Dead coral reefs are not just a result of overfishing, but also of climate change. Over half of the great barrier reef is dead, endangering thousands of species on fish, crustation, and other marine species. Coral reefs provide everything to marine life from food, to shelter, to protection. Not only to the fish though. Coral reefs act as a buffer for large waves and storms in the sea so that the land part we live on isn’t as heavily affected. They buffer shorelines from waves, storms, and floods, helping to prevent loss of life, property damage, and erosion.
Threat to Indigenous food systems
Fish makes up 20% of the world’s protein consumption. Many countries, particularly third world countries heavily rely on fish as their main source of nutrition. Overfishing greatly jeopardizes that.
Around 40% of the fish caught in the world are unintentional catches. They’re mostly thrown back or kept and sold either way. The fishing industry is huge. It’s estimated that the number of fish caught annually, be it for food or whatever else, is in the trillions (individual fish). Some of these unintended catches include dolphins, turtles, stingrays, and even sea birds.
Severe Money Loss
Because the world’s supply of fish is decreasing at such a dramatic rate the fishing industry is losing billions every year due to new laws, regulations, or restrictions that dictate how much fish they can catch and which places are off-limits.
The solution to Overfishing
There are a few ways you can help like eating what’s in season, buying from ethically sourced fishmongers, and buying locally. The government has implemented solutions and are constantly putting new ones into place. Most common include farming, fishing quotas, bag limits, licensing, closed seasons, size limits, and the creation of marine reserves and other marine protected areas.
Fishing Quotas or catch shares is a fishery management system that allocates a secure privilege to harvest a specific area or percentage of a fishery’s total catch to individuals, communities, or associations. Basically, it sets a species-specific total allowable catch, typically by weight and for a given time period.
Bag Limits are laws imposed on hunters and fishermen that limits the number of a certain animal they can kill and harvest.
Licensing of ships and fishermen shows they’re qualified to fish safely and identifies them as official fish boats.
Closed seasons forbid the fishing of a particular fish while it’s in its mating season. Cod is in season from October to February, halibut from mid-march to mid-November, and tilapia is best around fall.
Size limits are to prevent the catching of bigger fish. Smaller fish typically tend to produce other smaller fish. So fishing all the large fish would dramatically decrease the average size of that species over time.
Marine reserves and other marine protected areas come in all shapes and sizes and serve many functions.
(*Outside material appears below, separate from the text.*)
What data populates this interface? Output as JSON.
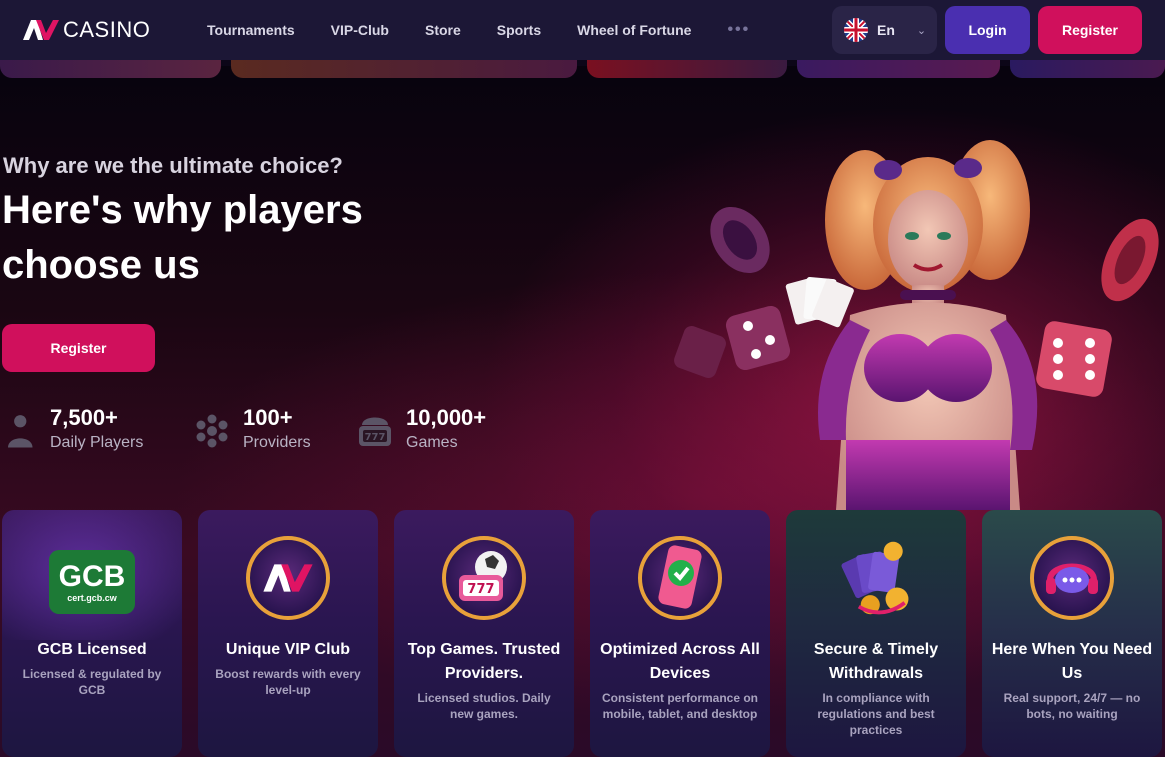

Because fishing is either heavily regulated or banned altogether in these areas, it gives the ecosystem time to build itself up.
Fish farming or pisciculture involves raising fish in commercially built tanks that hold up to thousands of gallons of water. While farming doesn’t always reduce pressure on carnivorous fish like salmon, it can be done in an eco-friendly way.
The oceans are the origins of life and they make a huge impact all around the world. Marine life fertilizes the ocean that hosts millions of different animals and their subspecies. Overfishing will have a huge impact on all of us too, as industries weaken and famines begin. The ocean would no longer be able to perform most of its simple tasks, and as a result, we’d likely face a global catastrophe.